London Rental Standard Launched

Rachel Holdsworth
By Rachel Holdsworth Last edited 57 months ago
London Rental Standard Launched

house_300713Boris Johnson has launched the London Rental Standard, a voluntary scheme for landlords and letting agents in the private rented sector, in the hope of promoting an increase in landlord accreditation and standards.

City Hall won't accredit anyone itself, but has laid out a minimum set of standards that other agencies must abide by, including:

  • a written rental agreement
  • a protected deposit
  • reasonable notice of access
  • minimum times for emergency and urgent repairs
  • property conditions that comply with legal requirements.

There will also be a publicity campaign to make sure tenants know their rights.

In theory this is all grand, but the fatal flaw is surely that the scheme is voluntary. Landlords who comply with these rules anyway will sign up; landlords who think it's too much faff to ring a plumber for your broken boiler in January within a fortnight, or break multiple occupation rules, or are responsible for 'beds in sheds' aren't going to bother are they? In this, as so much in life, it's likely to be the poorest Londoners who lose out, the ones whose landlords think tenants should just be grateful for having a damp-ridden bedsit and not expect things like their deposit back.

There's also nothing on several issues that came up again and again when we asked around for solutions to London's housing crisis: longer and more secure tenancies, annual rent hikes or extortionate letting agent fees (agents will have to make clear what their fees are, but there's nothing to cap what they can charge).

It's a small step in the right direction, but still a long way to go.

See also:
London Rents Rise By a Third in Three Years
Where Are London's Cheapest Homes?

Photo by Lee Jackson from the Londonist Flickr pool

Last Updated 30 July 2013

London Typestruffaut

The clue's in the final bullet point....
All of the above are legal requirements already - the majority of them for 25 years!!
Unfortunately enforcement was traditionally carried out by the courts but as legal aid has been removed from tenants no chance of this in the future.
This has to go down as one of the most transparent 'announcements of nothing' ever spun out of a press team...

Agree with previous commenter, this changes nothing - those who already abide with the law will continue to do so - those who choose not to won't pay the blindest bit of notice. This is posturing, we're afraid, and helps nobody.


So just to clarify, the Mayor has started a scheme which asks landlords if they wouldn't mind obeying the law, if it's not too much trouble, but if it is, not to worry. Wow. Way to go Boris.

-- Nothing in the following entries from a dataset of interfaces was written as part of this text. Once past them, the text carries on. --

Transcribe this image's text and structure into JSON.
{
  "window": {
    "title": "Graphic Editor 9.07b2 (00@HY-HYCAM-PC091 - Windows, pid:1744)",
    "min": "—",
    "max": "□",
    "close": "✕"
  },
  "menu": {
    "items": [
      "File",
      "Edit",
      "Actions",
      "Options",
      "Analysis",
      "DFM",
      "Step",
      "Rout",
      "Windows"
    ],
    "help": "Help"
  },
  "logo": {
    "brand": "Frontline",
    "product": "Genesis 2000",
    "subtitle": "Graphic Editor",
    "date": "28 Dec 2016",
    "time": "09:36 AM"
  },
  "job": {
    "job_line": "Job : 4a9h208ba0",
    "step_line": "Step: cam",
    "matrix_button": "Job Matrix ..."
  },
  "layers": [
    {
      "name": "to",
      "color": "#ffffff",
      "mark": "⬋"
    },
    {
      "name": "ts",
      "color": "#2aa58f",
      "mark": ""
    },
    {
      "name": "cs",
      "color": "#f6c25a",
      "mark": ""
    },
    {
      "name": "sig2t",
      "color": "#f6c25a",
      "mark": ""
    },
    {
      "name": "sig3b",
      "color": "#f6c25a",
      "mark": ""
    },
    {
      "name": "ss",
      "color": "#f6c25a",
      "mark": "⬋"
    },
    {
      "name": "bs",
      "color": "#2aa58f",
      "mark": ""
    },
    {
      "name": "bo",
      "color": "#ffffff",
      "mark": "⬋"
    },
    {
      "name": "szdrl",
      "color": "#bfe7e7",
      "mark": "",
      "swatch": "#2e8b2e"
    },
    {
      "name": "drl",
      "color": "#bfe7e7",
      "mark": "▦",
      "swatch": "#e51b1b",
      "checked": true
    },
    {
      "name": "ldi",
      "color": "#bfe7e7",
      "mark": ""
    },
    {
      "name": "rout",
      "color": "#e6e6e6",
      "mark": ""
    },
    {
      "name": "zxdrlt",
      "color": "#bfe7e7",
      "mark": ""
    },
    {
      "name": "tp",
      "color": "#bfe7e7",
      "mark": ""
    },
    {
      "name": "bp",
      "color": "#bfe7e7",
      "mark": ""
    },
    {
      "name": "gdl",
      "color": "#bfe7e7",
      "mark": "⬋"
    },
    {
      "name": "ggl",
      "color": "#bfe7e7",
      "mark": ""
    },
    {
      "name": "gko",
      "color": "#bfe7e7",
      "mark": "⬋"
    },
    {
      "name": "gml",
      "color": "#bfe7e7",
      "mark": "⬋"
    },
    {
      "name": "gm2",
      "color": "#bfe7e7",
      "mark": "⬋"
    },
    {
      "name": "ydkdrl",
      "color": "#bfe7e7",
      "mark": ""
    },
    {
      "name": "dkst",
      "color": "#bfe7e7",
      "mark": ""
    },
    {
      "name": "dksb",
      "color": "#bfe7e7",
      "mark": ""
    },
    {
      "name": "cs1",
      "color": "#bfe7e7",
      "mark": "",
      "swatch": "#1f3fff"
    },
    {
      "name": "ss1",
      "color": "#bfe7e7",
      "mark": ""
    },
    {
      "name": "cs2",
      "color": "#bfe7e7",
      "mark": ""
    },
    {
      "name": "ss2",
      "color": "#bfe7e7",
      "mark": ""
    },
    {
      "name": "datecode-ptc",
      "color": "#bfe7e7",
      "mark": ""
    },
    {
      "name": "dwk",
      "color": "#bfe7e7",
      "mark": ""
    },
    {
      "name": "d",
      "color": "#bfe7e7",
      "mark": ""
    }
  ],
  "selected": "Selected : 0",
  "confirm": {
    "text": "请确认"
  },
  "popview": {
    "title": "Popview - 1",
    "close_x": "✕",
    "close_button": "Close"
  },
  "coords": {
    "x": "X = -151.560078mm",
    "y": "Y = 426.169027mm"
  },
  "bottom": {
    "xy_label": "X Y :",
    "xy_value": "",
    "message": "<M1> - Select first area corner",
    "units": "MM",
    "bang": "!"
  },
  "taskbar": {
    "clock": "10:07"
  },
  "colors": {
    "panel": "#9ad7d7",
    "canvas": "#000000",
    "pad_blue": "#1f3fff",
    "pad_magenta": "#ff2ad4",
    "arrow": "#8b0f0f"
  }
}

Other things they could have added to that list:
Glass in windows
A toilet on premises
Source of heating on premises

Walls that are made from certified wall material (instead of office dividers, chipboard etc.)No pay per use electricity meters requiring outdated coins

...the list goes on and on.


Interesting points. However, accreditation has a longer term role to
play in the private rented sector. Accreditation acts as a form of
self-regulation in that landlords agree to do what they already do
(comply with the law), tenants are made aware of accreditation and are
actively encouraged to report landlords that fall short, inclusion in
any accreditation scheme becomes a risk, then landlord loses any form of
recognition by the scheme.

The alternative is that lesser landlords remain part of the mix, in with all the good landlords and as a result, government opts to increase the level of legislation.

We need to be allowed to run our business and provide the country with the vital stock it's screaming out for, leaving governmetn to channel it's energy into identifying and policing those landlords who choose not to follow the law.

You are right, the London Rental Standard is not asking you to do anything above what you are expected to do. In which case, why not step up to the mark ?